The 10:23 campaign, organised by the Merseyside Skeptics Society, “aims to raise awareness about the reality of homeopathy.” The campaigners have penned an open letter to Alliance Boots in which they point out that “in evidence given recently to the Commons Science and Technology Committee, [Boots] admitted that [they] do not believe homeopathy to be efficacious.” This prompted some thoughts around informed consent and medical treatments.
Boots sell homeopathic remedies, one example of which is their “Bellandonna 30c Pillules.” At 30C, it is unlikely that there will be any molecules of the supposed active ingredient actually present in the final product.
If Boots sell homeopathic remedies because they are popular rather than because there is evidence that they work, one could argue that this simply reflects “customer choice.”
However, when that customer is a patient seeking medical treatment for an ailment there is an argument that we should be considering “informed consent” rather than “customer choice.” It would certainly be more ethical. Here’s how I put my argument when I wrote to Boots:
During the Commons Science and Technology Committee hearing last year, the representative for Boots told the committee that there was no medical evidence that homeopathic pills work. He also made reference to “consumer demand.”
I note that you sell on your website “Bellandonna 30c Pillules” and would like to ask some questions about this product.
30C homeopathic remedies have been diluted to the point where it is unlikely that they will contain a single molecule of the purported “active ingredient.” Nor is there good evidence that such dilute remedies are efficacious.
If we accept that patients should give informed consent for medical treatment, would it not be ethical and appropriate for Boots to properly inform their customers of the state of the evidence regarding such dilute remedies, and of the nature of the product (i.e., that there is actually “nothing in it”)?
Do Boots currently inform their customers of the nature of these remedies and the lack of evidence of efficacy?
I will post below my comments on any response I receive from Boots.

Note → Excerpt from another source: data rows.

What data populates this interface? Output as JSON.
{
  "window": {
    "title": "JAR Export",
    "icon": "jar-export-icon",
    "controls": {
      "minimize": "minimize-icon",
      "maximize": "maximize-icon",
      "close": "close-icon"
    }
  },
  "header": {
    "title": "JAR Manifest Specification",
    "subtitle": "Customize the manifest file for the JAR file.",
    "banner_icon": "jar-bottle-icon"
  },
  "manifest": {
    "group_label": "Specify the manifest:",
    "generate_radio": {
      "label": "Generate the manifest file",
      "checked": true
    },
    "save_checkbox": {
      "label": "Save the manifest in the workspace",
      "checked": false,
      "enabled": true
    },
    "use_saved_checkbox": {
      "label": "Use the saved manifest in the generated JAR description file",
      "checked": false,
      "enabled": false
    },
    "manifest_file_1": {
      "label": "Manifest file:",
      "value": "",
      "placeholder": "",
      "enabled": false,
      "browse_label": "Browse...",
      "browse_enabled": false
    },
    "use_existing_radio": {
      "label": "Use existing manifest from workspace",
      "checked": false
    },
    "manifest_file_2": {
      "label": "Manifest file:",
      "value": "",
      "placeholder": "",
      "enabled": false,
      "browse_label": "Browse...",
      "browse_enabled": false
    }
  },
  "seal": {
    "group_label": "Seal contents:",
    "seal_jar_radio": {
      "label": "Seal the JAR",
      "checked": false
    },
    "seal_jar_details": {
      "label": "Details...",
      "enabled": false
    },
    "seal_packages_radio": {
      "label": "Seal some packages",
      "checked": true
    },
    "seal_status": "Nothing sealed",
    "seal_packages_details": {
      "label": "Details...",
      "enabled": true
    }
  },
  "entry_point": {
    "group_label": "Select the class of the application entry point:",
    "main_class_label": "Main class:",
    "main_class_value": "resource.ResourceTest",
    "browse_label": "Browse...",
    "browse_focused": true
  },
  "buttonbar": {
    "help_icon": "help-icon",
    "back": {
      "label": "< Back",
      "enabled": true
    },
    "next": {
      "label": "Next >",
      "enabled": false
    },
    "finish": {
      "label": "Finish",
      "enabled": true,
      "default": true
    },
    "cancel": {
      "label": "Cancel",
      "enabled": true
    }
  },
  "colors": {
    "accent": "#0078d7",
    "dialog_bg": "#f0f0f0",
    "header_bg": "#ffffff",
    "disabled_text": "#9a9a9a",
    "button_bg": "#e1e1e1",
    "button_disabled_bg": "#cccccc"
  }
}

I hope they will do their bit to “raise awareness about the reality of homeopathy” by informing their customers of the nature of homeopathic remedies and the lack of evidence for their use.
Update, 25th January
Boots have now sent a reply to my email:
Thank you for taking the time to contact us about the sale of Homeopathic products in our stores.
At Boots we take our responsibilities as the leading Pharmacy-led Health & Beauty retailer in the UK very seriously and as part of this we pride ourselves on being able to offer all of our customers a choice of products that support them in their day-to-day lives. We know that many people believe in the benefits of complementary medicines and we aim to offer the products we know our customers want.
We can confirm that Boots Belladonna 30c Pillules is a licensed homeopathic product without approved therapeutic indications. The pack is labelled in accordance with the requirements placed upon the marketing authorisation holder, Nelsons, by the Medicines and Healthcare Products Regulatory Agency. If you would like to contact the marketing authorisation holder to discuss the formulation of this product and the manufacturing process in more detail they are contactable at firstname.lastname@example.org
Our Pharmacists are trained healthcare professionals and are on hand to offer advice on the safe use of complementary medicines. The Royal Pharmaceutical Society of Great Britain issues guidance to pharmacists on the correct selling of homoeopathy, which our pharmacists adhere to.
I would like to conclude by confirming that Boots support the call for scientific research and evidence gathering on the efficacy of homoeopathic medicines as this would help our patients and customers make better informed choices about using homoeopathic medicines.
Boots Customer Care
Other Blogs About 10:23
Crispian Jago with another Ladybird book. Guest blog on Lay Science: Dr Kendall’s Patent Homeopathic Remedies. Crispian Jago guest blogging on Lay Science: here. The Not So Friendly Humanist. Phil Plait on the Bad Astronomy blog. The …and your electron microscope blog has tagged these posts with 1023. One more from me here: homeopathic confusion.